=== Records from a data collection ===

==========

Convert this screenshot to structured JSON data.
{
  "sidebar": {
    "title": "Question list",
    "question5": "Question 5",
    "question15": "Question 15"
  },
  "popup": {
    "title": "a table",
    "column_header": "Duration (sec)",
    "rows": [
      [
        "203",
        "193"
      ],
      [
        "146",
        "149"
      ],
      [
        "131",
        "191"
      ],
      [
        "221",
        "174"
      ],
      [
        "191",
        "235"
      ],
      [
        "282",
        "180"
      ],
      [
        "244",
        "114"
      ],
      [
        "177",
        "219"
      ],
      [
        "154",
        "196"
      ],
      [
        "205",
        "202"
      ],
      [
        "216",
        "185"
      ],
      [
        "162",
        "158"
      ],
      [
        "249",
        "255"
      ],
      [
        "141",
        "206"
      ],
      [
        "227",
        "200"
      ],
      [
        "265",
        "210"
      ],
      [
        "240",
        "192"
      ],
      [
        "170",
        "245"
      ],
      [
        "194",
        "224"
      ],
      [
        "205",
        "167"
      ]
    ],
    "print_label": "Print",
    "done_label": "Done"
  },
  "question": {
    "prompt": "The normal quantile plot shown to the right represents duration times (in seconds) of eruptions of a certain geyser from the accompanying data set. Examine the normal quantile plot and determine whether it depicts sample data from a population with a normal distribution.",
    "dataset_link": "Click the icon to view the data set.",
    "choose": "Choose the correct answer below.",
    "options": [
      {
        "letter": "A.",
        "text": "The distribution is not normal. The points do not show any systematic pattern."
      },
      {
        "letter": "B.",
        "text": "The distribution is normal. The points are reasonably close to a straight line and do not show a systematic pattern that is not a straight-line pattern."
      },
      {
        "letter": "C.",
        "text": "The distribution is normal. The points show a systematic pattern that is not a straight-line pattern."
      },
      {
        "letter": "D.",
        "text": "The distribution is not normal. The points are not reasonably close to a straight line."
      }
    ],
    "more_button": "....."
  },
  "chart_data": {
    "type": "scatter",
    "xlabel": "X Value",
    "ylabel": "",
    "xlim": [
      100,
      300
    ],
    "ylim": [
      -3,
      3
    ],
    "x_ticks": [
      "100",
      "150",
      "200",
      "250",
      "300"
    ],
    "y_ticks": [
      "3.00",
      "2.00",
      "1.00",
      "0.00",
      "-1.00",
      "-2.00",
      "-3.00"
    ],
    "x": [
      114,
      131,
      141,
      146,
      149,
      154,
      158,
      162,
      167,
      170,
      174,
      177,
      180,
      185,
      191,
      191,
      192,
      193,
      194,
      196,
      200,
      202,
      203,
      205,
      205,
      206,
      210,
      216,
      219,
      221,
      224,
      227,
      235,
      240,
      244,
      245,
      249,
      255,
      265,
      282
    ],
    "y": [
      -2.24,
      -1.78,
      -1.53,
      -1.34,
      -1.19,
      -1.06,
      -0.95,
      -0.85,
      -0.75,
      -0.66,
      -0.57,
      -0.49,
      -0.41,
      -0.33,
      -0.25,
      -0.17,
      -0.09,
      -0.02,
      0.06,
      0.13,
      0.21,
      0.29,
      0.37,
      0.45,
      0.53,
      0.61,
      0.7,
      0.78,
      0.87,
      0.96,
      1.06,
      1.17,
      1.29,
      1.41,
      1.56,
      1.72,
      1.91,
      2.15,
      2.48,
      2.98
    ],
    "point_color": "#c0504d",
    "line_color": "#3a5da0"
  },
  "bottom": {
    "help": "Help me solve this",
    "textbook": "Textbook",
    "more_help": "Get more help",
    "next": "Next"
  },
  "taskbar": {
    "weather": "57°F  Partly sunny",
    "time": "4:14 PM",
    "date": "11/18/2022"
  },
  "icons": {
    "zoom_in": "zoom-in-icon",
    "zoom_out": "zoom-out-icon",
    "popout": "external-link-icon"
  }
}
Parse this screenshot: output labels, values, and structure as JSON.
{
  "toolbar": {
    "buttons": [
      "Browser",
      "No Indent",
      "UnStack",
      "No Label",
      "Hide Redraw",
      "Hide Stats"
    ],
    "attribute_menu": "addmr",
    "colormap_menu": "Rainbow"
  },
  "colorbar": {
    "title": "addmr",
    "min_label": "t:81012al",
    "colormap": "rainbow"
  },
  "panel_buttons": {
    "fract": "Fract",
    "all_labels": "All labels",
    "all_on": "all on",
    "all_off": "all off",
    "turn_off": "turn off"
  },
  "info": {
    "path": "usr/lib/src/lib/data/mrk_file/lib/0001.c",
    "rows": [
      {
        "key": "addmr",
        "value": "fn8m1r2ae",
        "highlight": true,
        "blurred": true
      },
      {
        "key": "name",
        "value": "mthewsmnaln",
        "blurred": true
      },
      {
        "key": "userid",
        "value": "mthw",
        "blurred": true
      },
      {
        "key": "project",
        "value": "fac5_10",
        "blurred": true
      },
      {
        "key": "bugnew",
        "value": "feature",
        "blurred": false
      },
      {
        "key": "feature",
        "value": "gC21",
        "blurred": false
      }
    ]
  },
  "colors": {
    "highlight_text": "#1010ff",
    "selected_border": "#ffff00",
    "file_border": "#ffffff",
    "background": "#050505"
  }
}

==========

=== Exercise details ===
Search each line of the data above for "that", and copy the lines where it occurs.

=== Result of this exercise ===
        "text": "The distribution is normal. The points are reasonably close to a straight line and do not show a systematic pattern that is not a straight-line pattern."
        "text": "The distribution is normal. The points show a systematic pattern that is not a straight-line pattern."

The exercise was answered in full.